Design Optimization Problem in a Materials Engineering CourseMany applications require engineers to design parts that have been optimized. This paper willdiscuss a design project that is given to Mechanical Engineering Technology senior students inan upper-level Materials Engineering course.The uniqueness of the project is that it not only requires the student to optimize the geometry of apart but also determine an optimal material such that a design index is maximized (the designobjective). A high design index requires stiffness and strength to be maximized at minimalweight so both material selection and geometry play important roles.A typical design approach taught to the students prior to enrolling in the course might have beento assume a material (steel) then use strength of material concepts to determine geometry to meeta strength or stiffness requirement with little regard to weight or cost. The purpose of thisdesign project is not only to utilize the above methods for determining ideal geometry but alsoutilize Cambridge Engineering Selector (CES) software to determine the optimal material.In addition to discussing a specific example used in the design project, this paper will discuss thegrading rubric, examples of work performed by students, student feedback and how this projectcould be used in other courses to enhance the student’s education.

Nitterright, F. A., & Michael, R. (2012, June), Design Optimization Problem in a Materials Engineering Course Paper presented at 2012 ASEE Annual Conference & Exposition, San Antonio, Texas. https://peer.asee.org/21159

ASEE holds the copyright on this document. It may be read by the public free of charge. Authors may archive their work on personal websites or in institutional repositories with the following citation: © 2012 American Society for Engineering Education. Other scholars may excerpt or quote from these materials with the same citation.
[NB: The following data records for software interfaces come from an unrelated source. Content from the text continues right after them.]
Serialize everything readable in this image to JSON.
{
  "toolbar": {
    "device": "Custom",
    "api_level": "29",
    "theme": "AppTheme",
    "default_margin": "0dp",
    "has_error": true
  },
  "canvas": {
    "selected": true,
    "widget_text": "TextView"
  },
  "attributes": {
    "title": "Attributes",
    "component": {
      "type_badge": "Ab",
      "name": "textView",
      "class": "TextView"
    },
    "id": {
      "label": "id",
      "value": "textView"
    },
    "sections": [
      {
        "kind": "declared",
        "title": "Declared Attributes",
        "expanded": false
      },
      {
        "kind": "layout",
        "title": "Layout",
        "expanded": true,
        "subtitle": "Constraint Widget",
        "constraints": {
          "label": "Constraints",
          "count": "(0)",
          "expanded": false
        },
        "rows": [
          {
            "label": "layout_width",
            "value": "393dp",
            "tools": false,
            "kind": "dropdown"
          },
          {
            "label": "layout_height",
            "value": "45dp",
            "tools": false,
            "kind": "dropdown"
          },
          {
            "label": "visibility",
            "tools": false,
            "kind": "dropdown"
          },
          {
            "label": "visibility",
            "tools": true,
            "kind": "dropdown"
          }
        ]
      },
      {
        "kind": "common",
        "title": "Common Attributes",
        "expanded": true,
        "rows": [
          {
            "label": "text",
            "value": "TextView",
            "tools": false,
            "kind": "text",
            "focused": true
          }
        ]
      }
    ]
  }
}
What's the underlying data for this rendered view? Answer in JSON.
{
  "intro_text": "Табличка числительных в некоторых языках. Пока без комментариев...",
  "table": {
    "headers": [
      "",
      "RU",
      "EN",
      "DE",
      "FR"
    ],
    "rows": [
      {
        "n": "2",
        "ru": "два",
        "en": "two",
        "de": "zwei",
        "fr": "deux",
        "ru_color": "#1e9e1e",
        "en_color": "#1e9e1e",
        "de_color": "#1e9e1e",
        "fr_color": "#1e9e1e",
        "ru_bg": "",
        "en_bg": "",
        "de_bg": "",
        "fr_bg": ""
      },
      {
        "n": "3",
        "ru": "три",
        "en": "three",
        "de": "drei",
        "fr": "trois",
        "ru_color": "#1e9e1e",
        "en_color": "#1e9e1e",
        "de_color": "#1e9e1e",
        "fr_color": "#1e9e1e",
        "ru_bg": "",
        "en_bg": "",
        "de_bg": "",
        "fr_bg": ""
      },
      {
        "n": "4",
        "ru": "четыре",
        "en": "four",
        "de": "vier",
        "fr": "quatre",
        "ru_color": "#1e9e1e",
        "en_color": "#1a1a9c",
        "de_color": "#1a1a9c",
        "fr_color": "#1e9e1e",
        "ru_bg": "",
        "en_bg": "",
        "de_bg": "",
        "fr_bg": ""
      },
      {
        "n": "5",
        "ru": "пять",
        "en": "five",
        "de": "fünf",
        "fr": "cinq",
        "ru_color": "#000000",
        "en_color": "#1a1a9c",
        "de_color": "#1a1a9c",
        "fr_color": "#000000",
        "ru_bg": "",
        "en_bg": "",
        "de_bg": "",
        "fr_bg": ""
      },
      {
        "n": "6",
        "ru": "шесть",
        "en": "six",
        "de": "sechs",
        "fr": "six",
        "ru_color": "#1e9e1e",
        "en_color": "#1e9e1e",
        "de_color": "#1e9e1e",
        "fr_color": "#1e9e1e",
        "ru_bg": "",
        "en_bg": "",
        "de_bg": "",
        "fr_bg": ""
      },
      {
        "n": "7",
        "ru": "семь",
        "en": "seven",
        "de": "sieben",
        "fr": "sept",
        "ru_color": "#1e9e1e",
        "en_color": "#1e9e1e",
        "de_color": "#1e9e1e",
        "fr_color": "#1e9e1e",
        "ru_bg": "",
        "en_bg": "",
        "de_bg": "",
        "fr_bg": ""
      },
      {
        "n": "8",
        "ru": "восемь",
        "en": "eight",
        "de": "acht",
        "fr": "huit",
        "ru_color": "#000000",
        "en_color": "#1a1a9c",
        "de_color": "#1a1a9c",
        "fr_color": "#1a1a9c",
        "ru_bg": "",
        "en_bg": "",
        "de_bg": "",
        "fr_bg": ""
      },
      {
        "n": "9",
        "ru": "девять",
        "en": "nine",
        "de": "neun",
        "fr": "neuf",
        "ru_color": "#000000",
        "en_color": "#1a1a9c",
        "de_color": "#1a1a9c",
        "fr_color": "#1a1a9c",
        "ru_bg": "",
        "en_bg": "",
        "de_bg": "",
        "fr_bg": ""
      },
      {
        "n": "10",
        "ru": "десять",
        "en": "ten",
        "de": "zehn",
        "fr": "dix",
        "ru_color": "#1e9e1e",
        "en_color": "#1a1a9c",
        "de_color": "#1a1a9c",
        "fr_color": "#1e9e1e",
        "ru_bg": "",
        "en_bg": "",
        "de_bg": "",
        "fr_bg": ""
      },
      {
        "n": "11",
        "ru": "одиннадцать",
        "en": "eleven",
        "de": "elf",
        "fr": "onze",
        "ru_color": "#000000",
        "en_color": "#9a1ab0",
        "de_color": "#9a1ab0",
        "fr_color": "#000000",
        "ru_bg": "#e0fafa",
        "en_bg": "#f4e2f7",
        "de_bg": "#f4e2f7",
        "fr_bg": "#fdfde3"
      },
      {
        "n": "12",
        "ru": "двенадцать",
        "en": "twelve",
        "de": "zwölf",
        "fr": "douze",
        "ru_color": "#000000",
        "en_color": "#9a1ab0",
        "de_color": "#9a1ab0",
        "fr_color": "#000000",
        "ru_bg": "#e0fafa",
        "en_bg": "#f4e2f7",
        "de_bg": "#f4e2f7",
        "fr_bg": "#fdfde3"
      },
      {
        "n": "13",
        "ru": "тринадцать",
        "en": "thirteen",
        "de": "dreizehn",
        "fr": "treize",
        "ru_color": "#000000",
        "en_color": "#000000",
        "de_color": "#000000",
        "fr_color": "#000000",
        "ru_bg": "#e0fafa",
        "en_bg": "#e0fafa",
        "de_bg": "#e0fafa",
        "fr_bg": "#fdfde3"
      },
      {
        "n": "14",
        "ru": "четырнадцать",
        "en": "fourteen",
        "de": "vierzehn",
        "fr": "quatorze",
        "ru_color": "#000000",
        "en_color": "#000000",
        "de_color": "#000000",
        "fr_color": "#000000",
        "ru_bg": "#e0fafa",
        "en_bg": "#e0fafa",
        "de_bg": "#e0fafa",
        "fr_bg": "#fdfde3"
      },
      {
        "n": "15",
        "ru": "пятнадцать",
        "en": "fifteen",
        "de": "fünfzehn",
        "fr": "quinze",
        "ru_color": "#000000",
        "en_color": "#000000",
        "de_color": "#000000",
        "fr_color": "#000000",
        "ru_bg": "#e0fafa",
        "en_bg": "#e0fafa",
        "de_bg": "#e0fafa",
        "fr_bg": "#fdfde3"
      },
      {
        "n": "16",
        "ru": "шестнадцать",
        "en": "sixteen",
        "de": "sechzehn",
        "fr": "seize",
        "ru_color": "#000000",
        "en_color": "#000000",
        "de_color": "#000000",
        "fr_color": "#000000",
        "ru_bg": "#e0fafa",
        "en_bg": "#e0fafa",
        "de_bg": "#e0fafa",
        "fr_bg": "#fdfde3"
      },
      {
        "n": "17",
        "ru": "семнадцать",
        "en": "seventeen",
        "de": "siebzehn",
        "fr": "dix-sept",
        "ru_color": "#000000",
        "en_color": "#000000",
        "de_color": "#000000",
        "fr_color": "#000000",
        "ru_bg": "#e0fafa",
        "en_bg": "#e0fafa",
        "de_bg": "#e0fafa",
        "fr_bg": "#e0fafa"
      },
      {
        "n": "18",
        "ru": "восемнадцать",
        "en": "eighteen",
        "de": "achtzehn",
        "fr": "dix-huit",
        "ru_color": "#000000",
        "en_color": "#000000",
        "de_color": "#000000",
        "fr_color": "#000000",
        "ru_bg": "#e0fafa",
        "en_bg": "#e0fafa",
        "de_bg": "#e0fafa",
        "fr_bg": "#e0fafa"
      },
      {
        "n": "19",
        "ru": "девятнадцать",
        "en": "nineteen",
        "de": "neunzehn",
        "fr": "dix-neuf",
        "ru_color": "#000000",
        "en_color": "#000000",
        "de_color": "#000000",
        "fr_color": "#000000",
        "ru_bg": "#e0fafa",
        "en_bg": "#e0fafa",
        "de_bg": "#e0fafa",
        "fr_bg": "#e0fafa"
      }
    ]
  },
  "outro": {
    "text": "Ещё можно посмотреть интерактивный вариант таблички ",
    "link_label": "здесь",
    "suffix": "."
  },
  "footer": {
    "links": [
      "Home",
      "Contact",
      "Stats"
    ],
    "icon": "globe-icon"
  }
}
When excerpting or quoting from Conference Proceedings, authors should, in addition to noting the ASEE copyright, list all the original authors and their institutions and name the host city of the conference. - Last updated April 1, 2015